Vegas veteran says Week 9 was books' worst NFL Sunday
After weeks and weeks of underdogs cashing in, NFL favorites had their revenge in Week 9 – a result that handed Las Vegas sportsbooks one of their worst Sundays in a long time.
Teams getting the points entered the weekend at 71-45-3 ATS, covering at almost 60 percent. When the smoke settled after the Atlanta Falcons downed the Dallas Cowboys Sunday night, favorites finished 8-4 ATS on the day.
“This is probably the worst regular season Sunday, outside of playoffs and Super Bowls, I was involved in in which we lost money,” Jimmy Vaccaro, a near 40-year Las Vegas veteran and spokesman for William Hill in Nevada, told Covers. “These things tend to change on a dime. This one changed on a nickel.”
It wasn’t just the amount of favorites covering the spread that hurt books so badly. It was the fact that the big favorites – Green Bay, Houston, Chicago, Denver and Atlanta – played up to and beyond the oddsmakers’ expectations.
Those public teams found their way to numerous parlay cards, including –according to Vaccaro – a $3 12-team parlays that hit, paying out at 3000-1 odds. He also says there were numerous 10-team parlays that cashed in.
“It’s a wave of things to come,” says Vaccaro, who sees more and more sports bettors tying their money up in parlays.
Vaccaro estimates that in recent football seasons, books have taken 40 to 60 percent of their total action from parlay cards, compared to percentages of 15 or 20 just a few years ago.
“The dynamic of the way they do business has changed,” he says. “They want to play a little to win a lot – kind of like the lottery. They’re looking for that one big payday.
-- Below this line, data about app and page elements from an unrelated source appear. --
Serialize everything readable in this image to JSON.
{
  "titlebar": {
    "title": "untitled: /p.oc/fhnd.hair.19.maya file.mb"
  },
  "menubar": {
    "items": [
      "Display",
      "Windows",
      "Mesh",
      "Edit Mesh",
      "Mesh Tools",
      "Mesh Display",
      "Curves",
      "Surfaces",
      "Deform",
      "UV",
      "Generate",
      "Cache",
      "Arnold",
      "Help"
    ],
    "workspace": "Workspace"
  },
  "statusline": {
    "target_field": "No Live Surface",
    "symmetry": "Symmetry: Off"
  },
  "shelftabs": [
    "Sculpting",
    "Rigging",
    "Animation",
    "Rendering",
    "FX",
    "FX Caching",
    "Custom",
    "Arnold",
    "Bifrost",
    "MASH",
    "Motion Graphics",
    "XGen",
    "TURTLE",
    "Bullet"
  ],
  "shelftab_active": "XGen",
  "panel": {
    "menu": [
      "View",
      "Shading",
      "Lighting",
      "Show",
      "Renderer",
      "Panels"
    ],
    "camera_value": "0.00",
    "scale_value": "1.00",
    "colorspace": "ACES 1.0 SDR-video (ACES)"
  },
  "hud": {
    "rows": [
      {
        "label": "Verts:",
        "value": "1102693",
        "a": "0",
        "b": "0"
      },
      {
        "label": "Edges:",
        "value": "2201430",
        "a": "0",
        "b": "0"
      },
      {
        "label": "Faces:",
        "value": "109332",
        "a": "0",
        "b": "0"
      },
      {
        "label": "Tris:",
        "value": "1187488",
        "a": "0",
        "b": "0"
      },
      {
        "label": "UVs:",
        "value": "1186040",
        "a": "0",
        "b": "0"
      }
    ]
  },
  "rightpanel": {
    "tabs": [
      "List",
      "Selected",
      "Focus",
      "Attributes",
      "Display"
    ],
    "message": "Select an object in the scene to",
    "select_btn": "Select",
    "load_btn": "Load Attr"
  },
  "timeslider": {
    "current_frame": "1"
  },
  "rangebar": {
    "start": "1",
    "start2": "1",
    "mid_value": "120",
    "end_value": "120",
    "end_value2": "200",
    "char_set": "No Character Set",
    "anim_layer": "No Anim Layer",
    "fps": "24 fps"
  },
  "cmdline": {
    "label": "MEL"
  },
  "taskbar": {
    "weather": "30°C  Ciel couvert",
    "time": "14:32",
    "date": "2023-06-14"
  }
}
The average guy comes to Vegas with 100 bucks for the Sunday, and spends 60 on parlays.”
Adding to the sportsbooks’ woes this weekend was Week 10 of the college football schedule. Favorites finished 32-22-2 ATS (59.26 percent), including wins and covers for high-profile chalk like Oregon, Kansas State, Georgia and Oregon State.
“With college, we did OK at the beginning of the day but the late games gave everything back,” says Vaccaro. “It wasn’t if we were going to lose, but how much we were going to lose.”
As far as the overall scheme of things, weeks like this do happen in bookmaking. But with underdogs proving profitable for the majority of the NFL season, and the public regularly looking to the favorites, books are still in a good place heading into Week 10 of the NFL.
“It’s a two-way street,” says Vaccaro. “We enjoy this chaotic insanity.”
“When we have a day like this, we replenish the bank roll and do it all again.”